Furthermore flashes have the ability to freeze motion (e.g. If you want to freeze splashes of water) Also if you need to overpower the sunlight, you’ll need a bigger output of light, which only flashes can provide.
And finally, with more power comes the ability to use bigger modifiers and get more light coverage from longer distances, which will help you control light.
A reflector is a tool that helps to manipulate the light by providing another surface for the light to bounce off. Reflectors are inexpensive tools that can make a big impact on the image.
Understanding light, the ways it spreads and bounces, is essential. Some objects absorb light, others bounce it back in another direction.
The first thing to understand about reflectors is, that the light from a reflector isn’t any brighter than what is already there. The second point to understand is that the quality of the light will match the quality of the light that’s in the scene.

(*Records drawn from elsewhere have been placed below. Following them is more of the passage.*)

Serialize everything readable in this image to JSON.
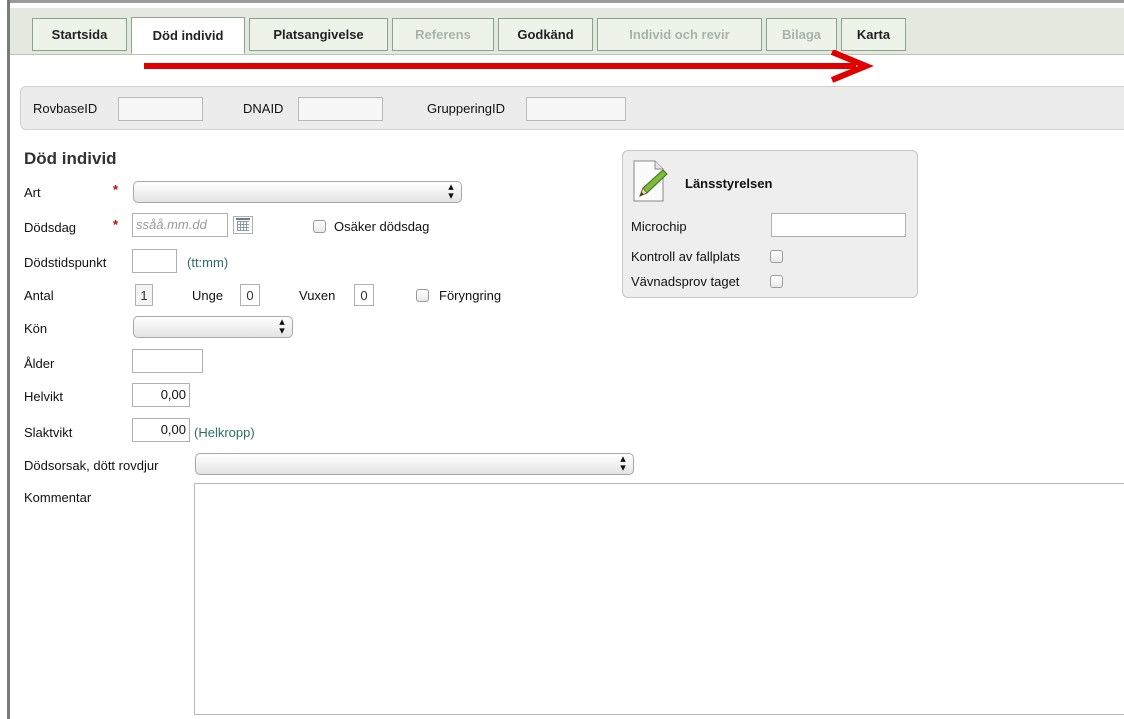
{
  "tabs": [
    {
      "label": "Startsida",
      "state": "normal"
    },
    {
      "label": "Död individ",
      "state": "active"
    },
    {
      "label": "Platsangivelse",
      "state": "normal"
    },
    {
      "label": "Referens",
      "state": "disabled"
    },
    {
      "label": "Godkänd",
      "state": "normal"
    },
    {
      "label": "Individ och revir",
      "state": "disabled"
    },
    {
      "label": "Bilaga",
      "state": "disabled"
    },
    {
      "label": "Karta",
      "state": "normal"
    }
  ],
  "annotation": {
    "arrow_color": "#e00000"
  },
  "ids": {
    "rovbase_label": "RovbaseID",
    "rovbase_value": "",
    "dna_label": "DNAID",
    "dna_value": "",
    "gruppering_label": "GrupperingID",
    "gruppering_value": ""
  },
  "form": {
    "heading": "Död individ",
    "required_marker": "*",
    "art_label": "Art",
    "art_value": "",
    "dodsdag_label": "Dödsdag",
    "dodsdag_placeholder": "ssåå.mm.dd",
    "osaker_label": "Osäker dödsdag",
    "dodstid_label": "Dödstidspunkt",
    "dodstid_value": "",
    "dodstid_hint": "(tt:mm)",
    "antal_label": "Antal",
    "antal_value": "1",
    "unge_label": "Unge",
    "unge_value": "0",
    "vuxen_label": "Vuxen",
    "vuxen_value": "0",
    "foryngring_label": "Föryngring",
    "kon_label": "Kön",
    "kon_value": "",
    "alder_label": "Ålder",
    "alder_value": "",
    "helvikt_label": "Helvikt",
    "helvikt_value": "0,00",
    "slaktvikt_label": "Slaktvikt",
    "slaktvikt_value": "0,00",
    "slaktvikt_hint": "(Helkropp)",
    "dodsorsak_label": "Dödsorsak, dött rovdjur",
    "dodsorsak_value": "",
    "kommentar_label": "Kommentar",
    "kommentar_value": ""
  },
  "lansstyrelsen": {
    "title": "Länsstyrelsen",
    "microchip_label": "Microchip",
    "microchip_value": "",
    "kontroll_label": "Kontroll av fallplats",
    "vavnad_label": "Vävnadsprov taget"
  },
  "icons": {
    "calendar": "calendar-icon",
    "document": "document-edit-icon",
    "select": "updown-arrows-icon"
  }
}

Reflectors don’t create light, their primary purpose is to fix shadows and create fill light. Bouncing back some light helps to bring lost details out.
Therefore you can use classic reflective plates (like the 5in1 reflectors) or even white, silver, gold or black paper if you want to stay at a small budget.
How much postproduction and how to do perfect postproduction for a product photo? What is important?
We always try to keep post production at a minimum. But sometimes - depending on the concept or the nature of the products, there is a need of a little magic from photoshop after the shoot.
First of all: Always shoot in RAW-files. This is major to get the most out of your pictures. Never use JPG as you have a lack of details for postproduction.
Basic postproduction will cover cleaning up dust/scratches/spots on the product and scenery. Sometimes you want to remove some disturbing shadows as well in order to achieve a neat & clean look.
Furthermore color-grading is an important tool to set the mood of an image. You can control the color of your lights, midtones and darks to give it a cinematic/interesting look.
If you are really getting creative, there’s no limit in postproduction.
We are happy if you write us on instagram or send us an email if you have any questions or comments.
Julia Schärdel, co-founder AUEN60 Photography
Ines Häberlein, co-founder AUEN60 Photography
Andreas Zitt, member AUEN60 Photography
Cora Tamborini, junior photographer AUEN60 Photography